For instance: the other part of my job is to build things and help open source projects. I’m hoping to build out tools and things that we can give to the community – which will also present some fun complexity that will drive our videos.
We’re keeping things technically diverse. Burke loves VS Code and using extensions to work with Azure. I love the CLI! To that end you’ll see a lot more visual stuff with Burke’s videos and a bit more Unix-y command line stuff in mine.
We’re committed to keeping them under 18 minutes, ideally 15 minutes or below. We tend to edit each other pretty consistently, but each video also has a repository that you can feel free to leave comments/issues on. Even suggestions!
I also wanted to be sure that we address accessibility and those who simply don’t like videos. To address this, each video we produce has a transcript. These are actually our final scripts so there might be some variations and additional material.
We’re also taking requests! Just outline the problem you’re having and we’ll do our best to see if we can help. Ideally this won’t be a general problem like “make CosmosDB cheaper har har”.
I Could Use Your Help Too
I love making videos and helping people learn things but that comes with a pretty high risk of failure. I don’t think it’s possible to be 100% correct on anything but it’s critical to try to be as correct as possible.

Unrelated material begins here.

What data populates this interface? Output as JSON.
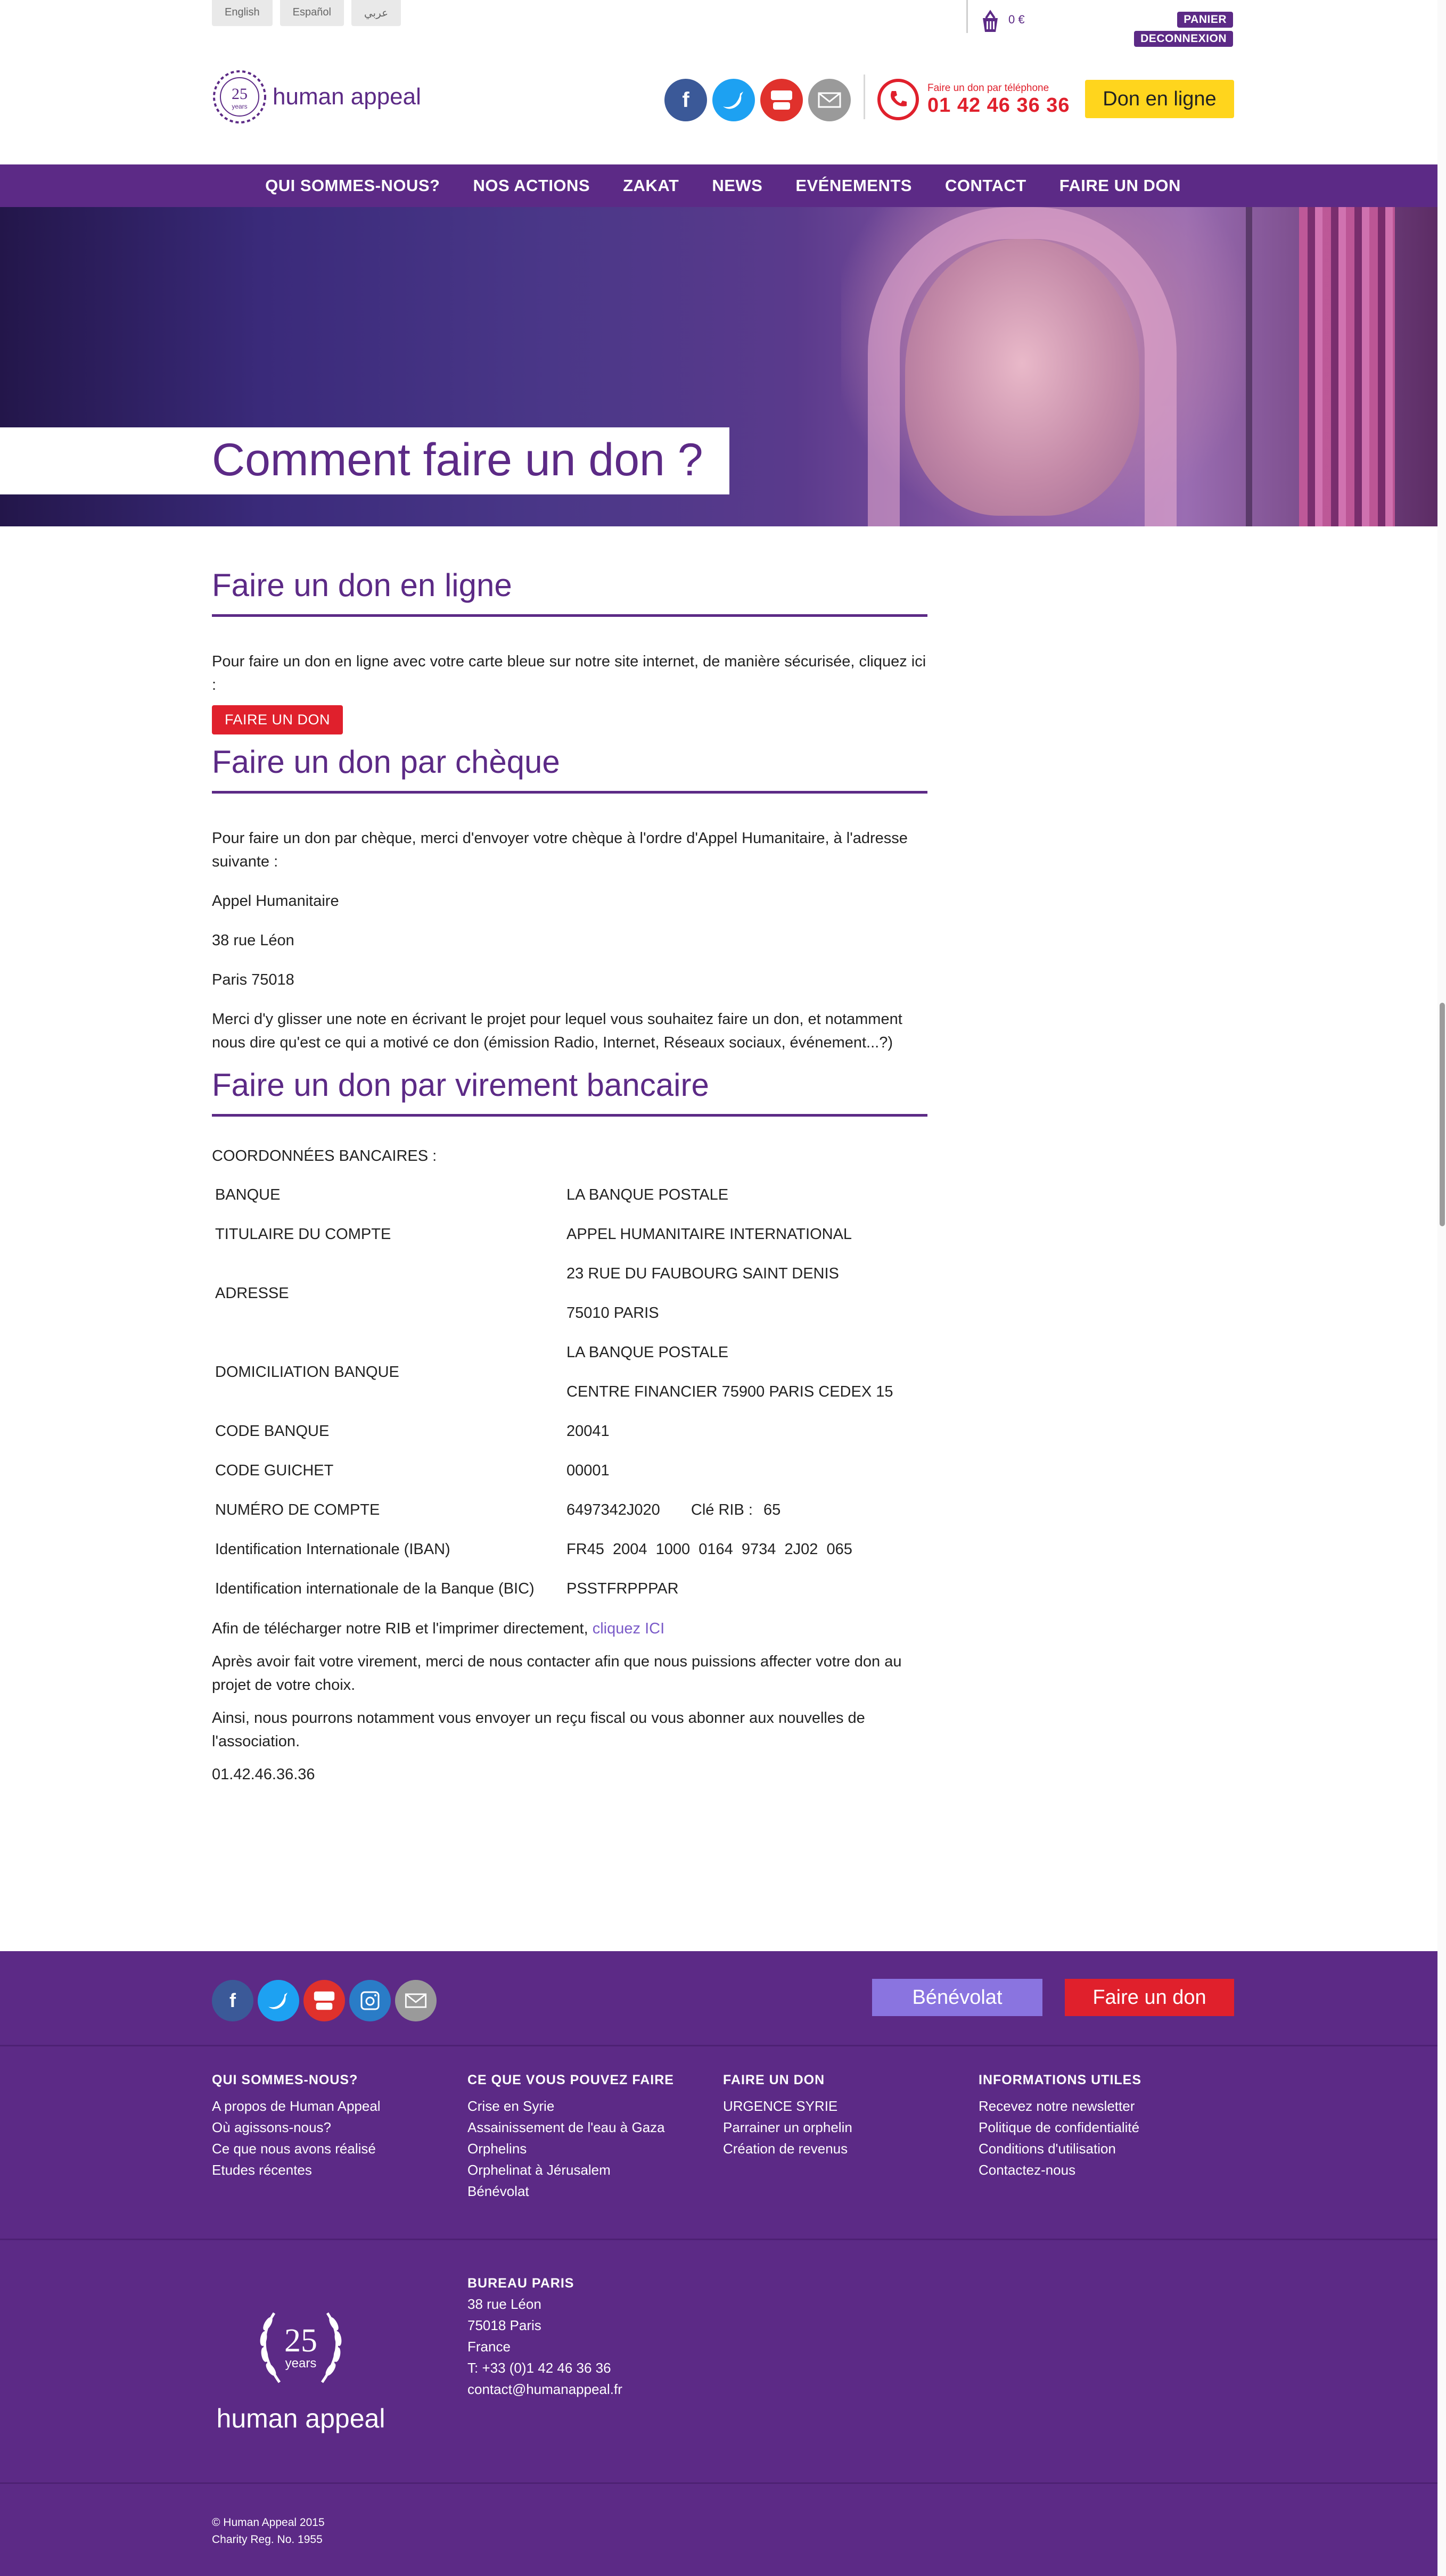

So: if you find anything you think could be done better, I could really use your help! Our issues are wide open!
Hope you enjoy these!